[[ GIVEN DATA, beginning ]]

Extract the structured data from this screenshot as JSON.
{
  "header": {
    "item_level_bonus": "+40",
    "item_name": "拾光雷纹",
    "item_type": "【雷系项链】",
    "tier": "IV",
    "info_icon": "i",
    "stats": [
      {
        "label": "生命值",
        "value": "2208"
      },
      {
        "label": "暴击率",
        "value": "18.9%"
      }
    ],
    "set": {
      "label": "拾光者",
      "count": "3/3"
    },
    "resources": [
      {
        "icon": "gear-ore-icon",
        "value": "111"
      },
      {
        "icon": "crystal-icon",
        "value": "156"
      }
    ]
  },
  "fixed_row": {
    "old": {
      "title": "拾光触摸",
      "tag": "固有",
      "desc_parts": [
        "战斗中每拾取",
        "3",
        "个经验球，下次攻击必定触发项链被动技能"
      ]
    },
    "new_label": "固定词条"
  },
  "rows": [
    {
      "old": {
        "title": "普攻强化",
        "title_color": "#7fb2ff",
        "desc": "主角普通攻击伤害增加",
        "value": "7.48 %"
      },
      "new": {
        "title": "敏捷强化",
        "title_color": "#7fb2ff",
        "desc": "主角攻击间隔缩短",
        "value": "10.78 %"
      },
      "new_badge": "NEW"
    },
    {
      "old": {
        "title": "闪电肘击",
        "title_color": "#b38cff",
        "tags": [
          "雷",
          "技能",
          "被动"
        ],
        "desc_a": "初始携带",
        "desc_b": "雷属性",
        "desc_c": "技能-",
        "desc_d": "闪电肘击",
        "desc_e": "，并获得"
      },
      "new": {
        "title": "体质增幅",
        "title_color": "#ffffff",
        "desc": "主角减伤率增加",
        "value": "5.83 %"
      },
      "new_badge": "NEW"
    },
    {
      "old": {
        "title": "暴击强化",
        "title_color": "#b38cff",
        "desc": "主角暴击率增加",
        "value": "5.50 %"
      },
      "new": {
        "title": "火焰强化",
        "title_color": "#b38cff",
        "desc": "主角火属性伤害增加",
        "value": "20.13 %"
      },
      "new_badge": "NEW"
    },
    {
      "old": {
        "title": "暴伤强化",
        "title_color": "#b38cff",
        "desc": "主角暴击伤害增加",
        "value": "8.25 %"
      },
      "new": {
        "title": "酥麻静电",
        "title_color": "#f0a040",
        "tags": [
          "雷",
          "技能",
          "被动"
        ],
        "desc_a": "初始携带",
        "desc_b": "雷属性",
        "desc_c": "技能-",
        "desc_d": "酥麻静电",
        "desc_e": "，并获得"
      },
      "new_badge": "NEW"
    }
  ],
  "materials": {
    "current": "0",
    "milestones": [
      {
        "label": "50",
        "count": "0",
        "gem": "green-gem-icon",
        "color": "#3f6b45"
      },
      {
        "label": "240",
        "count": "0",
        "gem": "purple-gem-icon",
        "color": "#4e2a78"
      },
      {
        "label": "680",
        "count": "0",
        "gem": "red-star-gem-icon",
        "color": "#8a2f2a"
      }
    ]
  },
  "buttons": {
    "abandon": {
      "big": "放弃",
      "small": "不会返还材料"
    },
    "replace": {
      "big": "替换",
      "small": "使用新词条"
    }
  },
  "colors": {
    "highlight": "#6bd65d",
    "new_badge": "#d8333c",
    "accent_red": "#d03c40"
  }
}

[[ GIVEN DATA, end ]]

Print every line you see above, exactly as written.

ANSWER:
Extract the structured data from this screenshot as JSON.
{
  "header": {
    "item_level_bonus": "+40",
    "item_name": "拾光雷纹",
    "item_type": "【雷系项链】",
    "tier": "IV",
    "info_icon": "i",
    "stats": [
      {
        "label": "生命值",
        "value": "2208"
      },
      {
        "label": "暴击率",
        "value": "18.9%"
      }
    ],
    "set": {
      "label": "拾光者",
      "count": "3/3"
    },
    "resources": [
      {
        "icon": "gear-ore-icon",
        "value": "111"
      },
      {
        "icon": "crystal-icon",
        "value": "156"
      }
    ]
  },
  "fixed_row": {
    "old": {
      "title": "拾光触摸",
      "tag": "固有",
      "desc_parts": [
        "战斗中每拾取",
        "3",
        "个经验球，下次攻击必定触发项链被动技能"
      ]
    },
    "new_label": "固定词条"
  },
  "rows": [
    {
      "old": {
        "title": "普攻强化",
        "title_color": "#7fb2ff",
        "desc": "主角普通攻击伤害增加",
        "value": "7.48 %"
      },
      "new": {
        "title": "敏捷强化",
        "title_color": "#7fb2ff",
        "desc": "主角攻击间隔缩短",
        "value": "10.78 %"
      },
      "new_badge": "NEW"
    },
    {
      "old": {
        "title": "闪电肘击",
        "title_color": "#b38cff",
        "tags": [
          "雷",
          "技能",
          "被动"
        ],
        "desc_a": "初始携带",
        "desc_b": "雷属性",
        "desc_c": "技能-",
        "desc_d": "闪电肘击",
        "desc_e": "，并获得"
      },
      "new": {
        "title": "体质增幅",
        "title_color": "#ffffff",
        "desc": "主角减伤率增加",
        "value": "5.83 %"
      },
      "new_badge": "NEW"
    },
    {
      "old": {
        "title": "暴击强化",
        "title_color": "#b38cff",
        "desc": "主角暴击率增加",
        "value": "5.50 %"
      },
      "new": {
        "title": "火焰强化",
        "title_color": "#b38cff",
        "desc": "主角火属性伤害增加",
        "value": "20.13 %"
      },
      "new_badge": "NEW"
    },
    {
      "old": {
        "title": "暴伤强化",
        "title_color": "#b38cff",
        "desc": "主角暴击伤害增加",
        "value": "8.25 %"
      },
      "new": {
        "title": "酥麻静电",
        "title_color": "#f0a040",
        "tags": [
          "雷",
          "技能",
          "被动"
        ],
        "desc_a": "初始携带",
        "desc_b": "雷属性",
        "desc_c": "技能-",
        "desc_d": "酥麻静电",
        "desc_e": "，并获得"
      },
      "new_badge": "NEW"
    }
  ],
  "materials": {
    "current": "0",
    "milestones": [
      {
        "label": "50",
        "count": "0",
        "gem": "green-gem-icon",
        "color": "#3f6b45"
      },
      {
        "label": "240",
        "count": "0",
        "gem": "purple-gem-icon",
        "color": "#4e2a78"
      },
      {
        "label": "680",
        "count": "0",
        "gem": "red-star-gem-icon",
        "color": "#8a2f2a"
      }
    ]
  },
  "buttons": {
    "abandon": {
      "big": "放弃",
      "small": "不会返还材料"
    },
    "replace": {
      "big": "替换",
      "small": "使用新词条"
    }
  },
  "colors": {
    "highlight": "#6bd65d",
    "new_badge": "#d8333c",
    "accent_red": "#d03c40"
  }
}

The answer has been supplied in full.